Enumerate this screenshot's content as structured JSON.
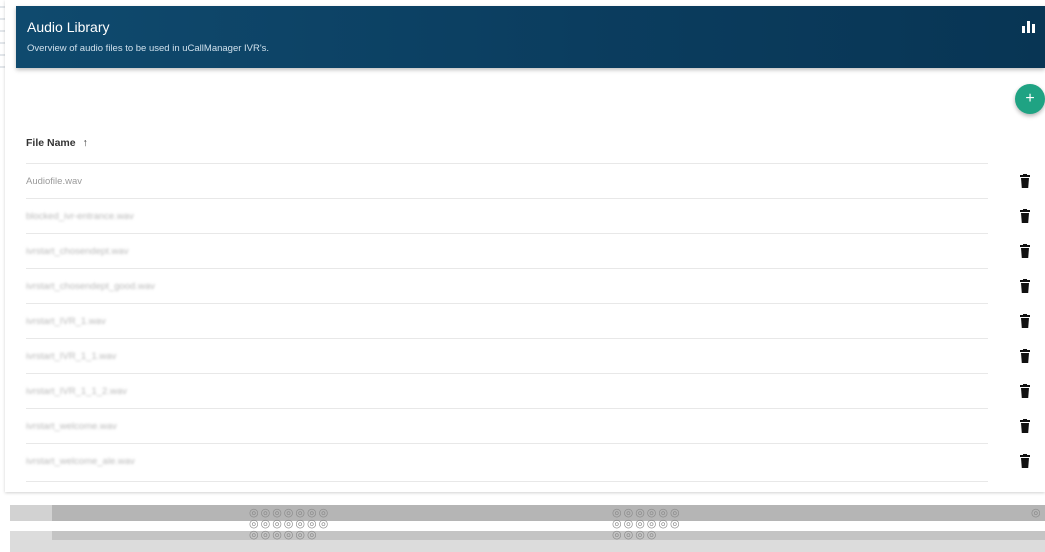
{
  "header": {
    "title": "Audio Library",
    "subtitle": "Overview of audio files to be used in uCallManager IVR's.",
    "stats_icon": "bar-chart-icon"
  },
  "fab": {
    "icon": "plus-icon",
    "label": "+"
  },
  "table": {
    "column_header": "File Name",
    "sort_icon": "↑",
    "rows": [
      {
        "name": "Audiofile.wav"
      },
      {
        "name": "blocked_ivr-entrance.wav"
      },
      {
        "name": "ivrstart_chosendept.wav"
      },
      {
        "name": "ivrstart_chosendept_good.wav"
      },
      {
        "name": "ivrstart_IVR_1.wav"
      },
      {
        "name": "ivrstart_IVR_1_1.wav"
      },
      {
        "name": "ivrstart_IVR_1_1_2.wav"
      },
      {
        "name": "ivrstart_welcome.wav"
      },
      {
        "name": "ivrstart_welcome_ale.wav"
      }
    ],
    "row_action_icon": "trash-icon"
  },
  "colors": {
    "header_bg": "#0b3d5f",
    "fab_bg": "#1fa383"
  }
}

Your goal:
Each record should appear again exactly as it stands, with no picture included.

Response:
Enumerate this screenshot's content as structured JSON.
{
  "header": {
    "title": "Audio Library",
    "subtitle": "Overview of audio files to be used in uCallManager IVR's.",
    "stats_icon": "bar-chart-icon"
  },
  "fab": {
    "icon": "plus-icon",
    "label": "+"
  },
  "table": {
    "column_header": "File Name",
    "sort_icon": "↑",
    "rows": [
      {
        "name": "Audiofile.wav"
      },
      {
        "name": "blocked_ivr-entrance.wav"
      },
      {
        "name": "ivrstart_chosendept.wav"
      },
      {
        "name": "ivrstart_chosendept_good.wav"
      },
      {
        "name": "ivrstart_IVR_1.wav"
      },
      {
        "name": "ivrstart_IVR_1_1.wav"
      },
      {
        "name": "ivrstart_IVR_1_1_2.wav"
      },
      {
        "name": "ivrstart_welcome.wav"
      },
      {
        "name": "ivrstart_welcome_ale.wav"
      }
    ],
    "row_action_icon": "trash-icon"
  },
  "colors": {
    "header_bg": "#0b3d5f",
    "fab_bg": "#1fa383"
  }
}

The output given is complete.